**Task to complete**
In the copy, include no images, and repeat each entry precisely as written.

**Supplied records**
--------------------------------------------------

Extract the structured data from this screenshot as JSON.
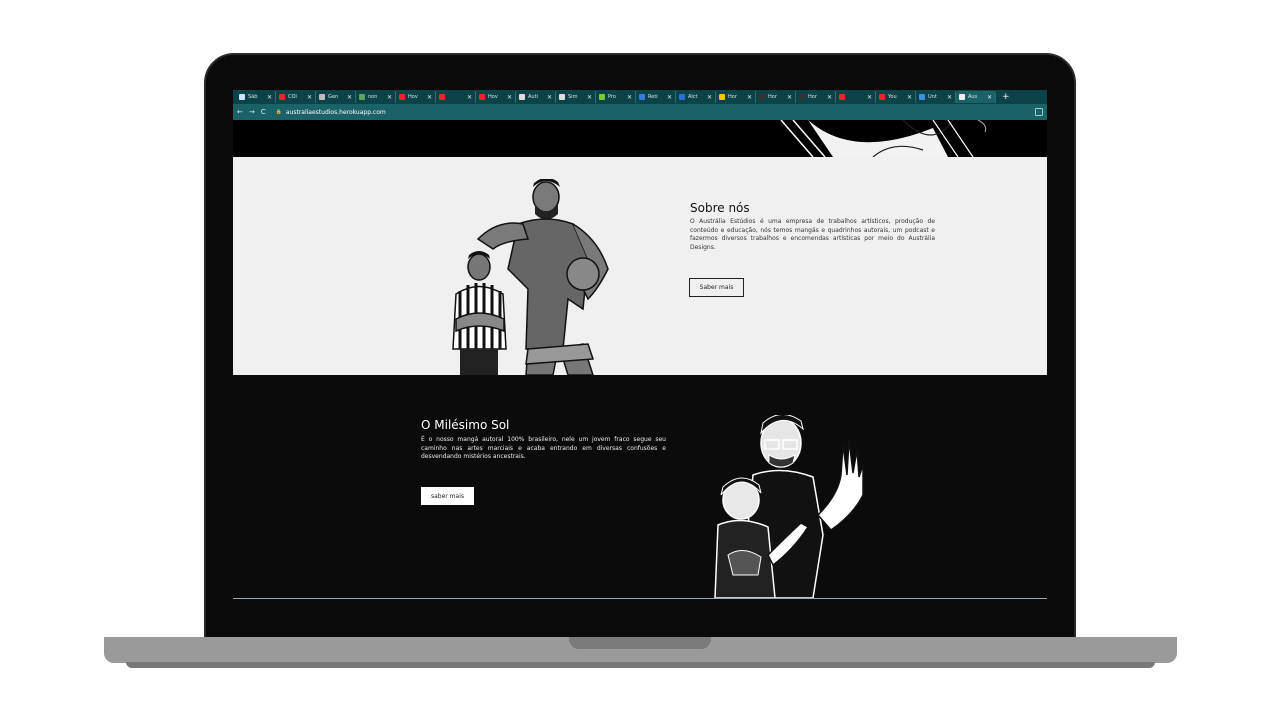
{
  "browser": {
    "tabs": [
      {
        "label": "Sáb",
        "fav": "#cfe3ff"
      },
      {
        "label": "COI",
        "fav": "#e22"
      },
      {
        "label": "Gen",
        "fav": "#bbb"
      },
      {
        "label": "non",
        "fav": "#58a55c"
      },
      {
        "label": "Hov",
        "fav": "#e22"
      },
      {
        "label": "",
        "fav": "#e22"
      },
      {
        "label": "Hov",
        "fav": "#e22"
      },
      {
        "label": "Auti",
        "fav": "#ddd"
      },
      {
        "label": "Sim",
        "fav": "#ddd"
      },
      {
        "label": "Pro",
        "fav": "#7c3"
      },
      {
        "label": "Reti",
        "fav": "#3a7be0"
      },
      {
        "label": "Alct",
        "fav": "#2a6fe0"
      },
      {
        "label": "Hor",
        "fav": "#f5c400"
      },
      {
        "label": "Hor",
        "fav": "#333"
      },
      {
        "label": "Hor",
        "fav": "#333"
      },
      {
        "label": "",
        "fav": "#e22"
      },
      {
        "label": "You",
        "fav": "#e22"
      },
      {
        "label": "Unt",
        "fav": "#3a8fe0"
      },
      {
        "label": "Aus",
        "fav": "#eee",
        "active": true
      }
    ],
    "newtab_icon": "+",
    "close_glyph": "✕",
    "url": "australiaestudios.herokuapp.com",
    "nav": {
      "back": "←",
      "forward": "→",
      "reload": "C"
    }
  },
  "sobre": {
    "title": "Sobre nós",
    "text": "O Austrália Estúdios é uma empresa de trabalhos artísticos, produção de conteúdo e educação, nós temos mangás e quadrinhos autorais, um podcast e fazermos diversos trabalhos e encomendas artísticas por meio do Austrália Designs.",
    "button": "Saber mais"
  },
  "milesimo": {
    "title": "O Milésimo Sol",
    "text": "É o nosso mangá autoral 100% brasileiro, nele um jovem fraco segue seu caminho nas artes marciais e acaba entrando em diversas confusões e desvendando mistérios ancestrais.",
    "button": "saber mais"
  }
}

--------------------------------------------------

**Solution**
Extract the structured data from this screenshot as JSON.
{
  "browser": {
    "tabs": [
      {
        "label": "Sáb",
        "fav": "#cfe3ff"
      },
      {
        "label": "COI",
        "fav": "#e22"
      },
      {
        "label": "Gen",
        "fav": "#bbb"
      },
      {
        "label": "non",
        "fav": "#58a55c"
      },
      {
        "label": "Hov",
        "fav": "#e22"
      },
      {
        "label": "",
        "fav": "#e22"
      },
      {
        "label": "Hov",
        "fav": "#e22"
      },
      {
        "label": "Auti",
        "fav": "#ddd"
      },
      {
        "label": "Sim",
        "fav": "#ddd"
      },
      {
        "label": "Pro",
        "fav": "#7c3"
      },
      {
        "label": "Reti",
        "fav": "#3a7be0"
      },
      {
        "label": "Alct",
        "fav": "#2a6fe0"
      },
      {
        "label": "Hor",
        "fav": "#f5c400"
      },
      {
        "label": "Hor",
        "fav": "#333"
      },
      {
        "label": "Hor",
        "fav": "#333"
      },
      {
        "label": "",
        "fav": "#e22"
      },
      {
        "label": "You",
        "fav": "#e22"
      },
      {
        "label": "Unt",
        "fav": "#3a8fe0"
      },
      {
        "label": "Aus",
        "fav": "#eee",
        "active": true
      }
    ],
    "newtab_icon": "+",
    "close_glyph": "✕",
    "url": "australiaestudios.herokuapp.com",
    "nav": {
      "back": "←",
      "forward": "→",
      "reload": "C"
    }
  },
  "sobre": {
    "title": "Sobre nós",
    "text": "O Austrália Estúdios é uma empresa de trabalhos artísticos, produção de conteúdo e educação, nós temos mangás e quadrinhos autorais, um podcast e fazermos diversos trabalhos e encomendas artísticas por meio do Austrália Designs.",
    "button": "Saber mais"
  },
  "milesimo": {
    "title": "O Milésimo Sol",
    "text": "É o nosso mangá autoral 100% brasileiro, nele um jovem fraco segue seu caminho nas artes marciais e acaba entrando em diversas confusões e desvendando mistérios ancestrais.",
    "button": "saber mais"
  }
}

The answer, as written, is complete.